In front of the building is a fragment of the former city wall and a tank used by Castro during the 1961 Bay of Pigs battle.

Pavillón Granma:  lahabana.com .

Pavillón Granma: lahabana.com.

Behind the Museum there is the Pavillón Granma, with a replica of the yacht that carried Fidel Castro and 81 other revolutionaries from Tuxpán, Mexico, to Cuba in December 1956. There are some old vehicles here, such as planes and rockets The Pavillón Granma can only be accessed through the museum. Don't try to get a peep from the streets. We tried that but the guards ushered us away.

The tank outside the museum.

The tank outside the museum.

The former City wall.

The former City wall.

 

How to get there:

The museum is within easy walking distance of Parque Central and a number of bus terminuses.

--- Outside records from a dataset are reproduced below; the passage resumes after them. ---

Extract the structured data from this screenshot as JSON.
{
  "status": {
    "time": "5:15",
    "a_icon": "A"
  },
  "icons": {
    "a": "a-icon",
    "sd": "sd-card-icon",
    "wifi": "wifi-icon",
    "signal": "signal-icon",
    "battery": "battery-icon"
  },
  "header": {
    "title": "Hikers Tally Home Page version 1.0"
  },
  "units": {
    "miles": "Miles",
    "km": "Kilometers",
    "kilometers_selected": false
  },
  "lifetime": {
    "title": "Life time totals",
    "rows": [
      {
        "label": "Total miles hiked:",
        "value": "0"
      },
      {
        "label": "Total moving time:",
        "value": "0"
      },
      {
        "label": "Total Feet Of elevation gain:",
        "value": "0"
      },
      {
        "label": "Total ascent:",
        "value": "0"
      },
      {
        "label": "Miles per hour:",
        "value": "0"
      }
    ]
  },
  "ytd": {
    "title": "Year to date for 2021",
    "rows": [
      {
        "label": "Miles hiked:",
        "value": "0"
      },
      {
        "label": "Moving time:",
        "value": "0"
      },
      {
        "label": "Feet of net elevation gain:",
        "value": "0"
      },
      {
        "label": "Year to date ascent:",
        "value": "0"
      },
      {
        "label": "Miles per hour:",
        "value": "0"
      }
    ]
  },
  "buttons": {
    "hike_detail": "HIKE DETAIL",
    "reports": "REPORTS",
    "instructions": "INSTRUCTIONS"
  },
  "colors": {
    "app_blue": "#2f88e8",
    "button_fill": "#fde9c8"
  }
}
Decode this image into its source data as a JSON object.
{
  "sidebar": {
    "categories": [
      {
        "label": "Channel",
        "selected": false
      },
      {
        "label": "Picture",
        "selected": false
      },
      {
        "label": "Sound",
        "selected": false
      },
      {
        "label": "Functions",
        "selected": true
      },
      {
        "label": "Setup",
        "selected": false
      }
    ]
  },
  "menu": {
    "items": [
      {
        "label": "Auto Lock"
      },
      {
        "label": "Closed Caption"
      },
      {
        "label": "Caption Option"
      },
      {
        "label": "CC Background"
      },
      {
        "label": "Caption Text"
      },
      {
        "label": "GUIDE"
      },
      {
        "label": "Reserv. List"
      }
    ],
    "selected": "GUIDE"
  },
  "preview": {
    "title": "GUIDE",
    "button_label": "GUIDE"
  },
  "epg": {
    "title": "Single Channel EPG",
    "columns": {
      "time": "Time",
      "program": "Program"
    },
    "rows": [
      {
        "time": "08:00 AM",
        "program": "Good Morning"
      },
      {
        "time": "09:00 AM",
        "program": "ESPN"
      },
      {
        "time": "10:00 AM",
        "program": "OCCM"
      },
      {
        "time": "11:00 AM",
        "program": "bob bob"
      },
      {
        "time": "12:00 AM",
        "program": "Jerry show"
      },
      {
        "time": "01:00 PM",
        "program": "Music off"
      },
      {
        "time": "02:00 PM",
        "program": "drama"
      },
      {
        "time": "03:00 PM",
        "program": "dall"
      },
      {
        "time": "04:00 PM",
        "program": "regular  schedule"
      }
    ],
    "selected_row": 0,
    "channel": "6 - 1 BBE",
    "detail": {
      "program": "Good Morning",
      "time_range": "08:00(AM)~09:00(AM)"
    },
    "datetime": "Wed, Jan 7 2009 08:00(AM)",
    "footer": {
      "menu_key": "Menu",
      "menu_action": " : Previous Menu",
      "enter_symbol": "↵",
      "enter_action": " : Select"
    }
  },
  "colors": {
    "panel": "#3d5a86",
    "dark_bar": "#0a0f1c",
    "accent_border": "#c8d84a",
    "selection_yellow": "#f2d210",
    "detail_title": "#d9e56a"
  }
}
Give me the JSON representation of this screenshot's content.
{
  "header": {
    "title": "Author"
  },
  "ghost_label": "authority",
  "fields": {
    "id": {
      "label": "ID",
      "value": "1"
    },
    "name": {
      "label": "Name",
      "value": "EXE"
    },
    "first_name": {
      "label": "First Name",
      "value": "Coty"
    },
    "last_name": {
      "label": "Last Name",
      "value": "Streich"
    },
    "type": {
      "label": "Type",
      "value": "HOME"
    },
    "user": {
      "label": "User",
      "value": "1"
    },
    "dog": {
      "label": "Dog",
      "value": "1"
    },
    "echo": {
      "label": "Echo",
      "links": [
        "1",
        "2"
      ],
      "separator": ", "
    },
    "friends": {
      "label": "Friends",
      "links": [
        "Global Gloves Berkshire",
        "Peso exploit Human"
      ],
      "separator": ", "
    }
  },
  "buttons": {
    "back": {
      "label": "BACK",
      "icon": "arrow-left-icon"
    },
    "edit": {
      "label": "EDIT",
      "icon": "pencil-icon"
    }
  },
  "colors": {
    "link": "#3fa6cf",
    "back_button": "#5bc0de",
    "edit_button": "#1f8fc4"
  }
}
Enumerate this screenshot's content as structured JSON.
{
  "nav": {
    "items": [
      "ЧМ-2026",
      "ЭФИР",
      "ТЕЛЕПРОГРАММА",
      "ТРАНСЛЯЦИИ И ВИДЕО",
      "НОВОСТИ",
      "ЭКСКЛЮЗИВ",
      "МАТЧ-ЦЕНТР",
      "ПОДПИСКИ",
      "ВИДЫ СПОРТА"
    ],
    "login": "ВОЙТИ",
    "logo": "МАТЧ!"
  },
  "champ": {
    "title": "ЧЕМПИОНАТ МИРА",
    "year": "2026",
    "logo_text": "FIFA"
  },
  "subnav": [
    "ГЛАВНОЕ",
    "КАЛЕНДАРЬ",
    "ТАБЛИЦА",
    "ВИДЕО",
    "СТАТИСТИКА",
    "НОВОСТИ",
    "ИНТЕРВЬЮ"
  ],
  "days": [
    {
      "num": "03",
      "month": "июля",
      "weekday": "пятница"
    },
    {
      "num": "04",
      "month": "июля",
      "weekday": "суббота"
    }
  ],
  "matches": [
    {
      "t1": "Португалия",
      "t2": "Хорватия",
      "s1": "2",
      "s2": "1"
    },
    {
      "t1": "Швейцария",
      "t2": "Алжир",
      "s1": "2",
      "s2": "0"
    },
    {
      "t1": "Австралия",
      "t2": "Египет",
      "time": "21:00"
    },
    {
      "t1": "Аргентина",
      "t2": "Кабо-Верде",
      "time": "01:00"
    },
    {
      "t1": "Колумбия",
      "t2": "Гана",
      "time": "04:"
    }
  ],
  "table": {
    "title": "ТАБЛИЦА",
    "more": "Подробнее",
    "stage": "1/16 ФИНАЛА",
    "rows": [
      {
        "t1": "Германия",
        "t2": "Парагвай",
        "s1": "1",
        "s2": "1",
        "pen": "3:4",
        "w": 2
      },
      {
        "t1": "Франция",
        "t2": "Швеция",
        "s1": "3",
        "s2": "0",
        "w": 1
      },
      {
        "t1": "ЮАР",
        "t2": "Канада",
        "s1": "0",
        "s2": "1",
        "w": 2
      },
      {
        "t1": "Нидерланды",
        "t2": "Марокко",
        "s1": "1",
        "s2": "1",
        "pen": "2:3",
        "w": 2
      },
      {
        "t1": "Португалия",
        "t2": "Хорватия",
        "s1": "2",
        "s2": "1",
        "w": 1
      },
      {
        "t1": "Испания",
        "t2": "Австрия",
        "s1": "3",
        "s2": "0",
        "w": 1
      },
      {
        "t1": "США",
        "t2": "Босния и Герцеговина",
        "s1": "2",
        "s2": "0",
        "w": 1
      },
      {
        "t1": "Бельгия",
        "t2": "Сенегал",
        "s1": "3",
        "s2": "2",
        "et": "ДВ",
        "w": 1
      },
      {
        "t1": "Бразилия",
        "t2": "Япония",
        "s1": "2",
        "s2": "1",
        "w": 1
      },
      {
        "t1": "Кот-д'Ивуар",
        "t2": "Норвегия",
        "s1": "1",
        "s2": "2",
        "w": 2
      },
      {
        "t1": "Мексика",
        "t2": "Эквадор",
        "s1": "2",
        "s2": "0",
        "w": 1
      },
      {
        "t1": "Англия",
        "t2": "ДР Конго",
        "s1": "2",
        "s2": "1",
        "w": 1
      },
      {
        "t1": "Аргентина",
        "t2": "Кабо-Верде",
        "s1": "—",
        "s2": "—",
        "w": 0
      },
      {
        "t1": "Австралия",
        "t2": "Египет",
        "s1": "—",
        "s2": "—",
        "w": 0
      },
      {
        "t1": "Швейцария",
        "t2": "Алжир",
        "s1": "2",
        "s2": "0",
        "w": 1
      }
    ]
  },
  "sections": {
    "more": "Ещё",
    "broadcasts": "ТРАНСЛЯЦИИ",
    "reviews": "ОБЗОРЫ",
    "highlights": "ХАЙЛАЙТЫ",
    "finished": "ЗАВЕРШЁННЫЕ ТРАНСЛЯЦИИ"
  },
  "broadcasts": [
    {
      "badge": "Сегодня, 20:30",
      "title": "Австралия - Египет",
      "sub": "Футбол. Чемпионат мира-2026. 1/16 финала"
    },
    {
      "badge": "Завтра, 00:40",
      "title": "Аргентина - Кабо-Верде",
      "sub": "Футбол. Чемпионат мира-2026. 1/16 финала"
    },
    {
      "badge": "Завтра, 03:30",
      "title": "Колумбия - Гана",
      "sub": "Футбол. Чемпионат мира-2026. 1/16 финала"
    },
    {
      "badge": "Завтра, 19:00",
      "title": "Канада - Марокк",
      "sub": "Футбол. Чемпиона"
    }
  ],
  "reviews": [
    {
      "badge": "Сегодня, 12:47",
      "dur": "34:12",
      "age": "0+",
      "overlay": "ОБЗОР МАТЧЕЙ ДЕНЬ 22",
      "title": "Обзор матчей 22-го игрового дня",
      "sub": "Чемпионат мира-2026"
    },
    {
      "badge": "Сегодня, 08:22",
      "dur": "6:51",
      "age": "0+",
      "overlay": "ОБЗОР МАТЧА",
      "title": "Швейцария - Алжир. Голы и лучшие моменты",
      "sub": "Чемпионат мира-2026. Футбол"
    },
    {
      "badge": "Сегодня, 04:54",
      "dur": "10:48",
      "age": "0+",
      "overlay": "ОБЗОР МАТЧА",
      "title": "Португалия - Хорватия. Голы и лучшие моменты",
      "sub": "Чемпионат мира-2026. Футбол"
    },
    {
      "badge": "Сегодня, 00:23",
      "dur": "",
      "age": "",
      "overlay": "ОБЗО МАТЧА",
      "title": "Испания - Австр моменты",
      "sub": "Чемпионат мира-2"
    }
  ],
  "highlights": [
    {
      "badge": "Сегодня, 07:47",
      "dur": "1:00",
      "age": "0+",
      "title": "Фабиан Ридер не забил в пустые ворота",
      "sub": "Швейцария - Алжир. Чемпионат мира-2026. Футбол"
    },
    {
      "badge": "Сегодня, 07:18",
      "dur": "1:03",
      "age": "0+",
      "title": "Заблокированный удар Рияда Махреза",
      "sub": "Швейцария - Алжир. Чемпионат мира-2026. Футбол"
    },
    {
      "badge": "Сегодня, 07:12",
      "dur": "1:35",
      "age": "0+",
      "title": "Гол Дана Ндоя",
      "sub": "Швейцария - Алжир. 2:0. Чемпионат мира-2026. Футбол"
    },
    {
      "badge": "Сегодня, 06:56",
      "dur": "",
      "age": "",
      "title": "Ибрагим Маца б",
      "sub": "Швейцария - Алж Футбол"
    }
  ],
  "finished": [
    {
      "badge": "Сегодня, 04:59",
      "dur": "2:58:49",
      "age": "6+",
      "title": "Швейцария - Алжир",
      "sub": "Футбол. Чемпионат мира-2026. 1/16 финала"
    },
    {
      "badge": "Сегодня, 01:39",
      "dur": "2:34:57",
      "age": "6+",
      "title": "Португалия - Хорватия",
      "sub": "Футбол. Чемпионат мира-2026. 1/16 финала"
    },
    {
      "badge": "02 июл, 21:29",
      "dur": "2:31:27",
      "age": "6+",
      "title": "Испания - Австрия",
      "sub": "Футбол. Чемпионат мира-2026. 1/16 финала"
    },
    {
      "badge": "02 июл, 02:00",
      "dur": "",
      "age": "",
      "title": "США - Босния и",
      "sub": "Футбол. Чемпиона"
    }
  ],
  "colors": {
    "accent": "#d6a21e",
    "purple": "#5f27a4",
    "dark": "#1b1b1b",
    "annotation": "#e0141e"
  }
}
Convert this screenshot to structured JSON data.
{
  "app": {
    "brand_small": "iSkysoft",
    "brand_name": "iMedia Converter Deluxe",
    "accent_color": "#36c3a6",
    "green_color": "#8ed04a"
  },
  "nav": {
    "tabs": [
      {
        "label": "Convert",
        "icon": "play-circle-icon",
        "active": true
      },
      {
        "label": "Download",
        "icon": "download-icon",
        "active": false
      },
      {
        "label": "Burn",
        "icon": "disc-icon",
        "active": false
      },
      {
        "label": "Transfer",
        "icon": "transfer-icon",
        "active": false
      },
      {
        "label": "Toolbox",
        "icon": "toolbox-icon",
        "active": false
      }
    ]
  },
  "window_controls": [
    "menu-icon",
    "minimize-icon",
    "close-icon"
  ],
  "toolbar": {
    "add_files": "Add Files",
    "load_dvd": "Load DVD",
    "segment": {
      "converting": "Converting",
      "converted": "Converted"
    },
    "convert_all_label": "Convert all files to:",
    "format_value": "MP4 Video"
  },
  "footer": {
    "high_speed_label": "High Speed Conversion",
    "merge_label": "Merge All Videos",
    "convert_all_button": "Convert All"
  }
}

The entry ticket was 8CUCs and we had to put our bags into a storage room. Locals pay less, in Cuban pesos. The Museum is open from 9.30-4pm.

 
 
 

MIX and Match

Just walk about old Havana, plenty to see.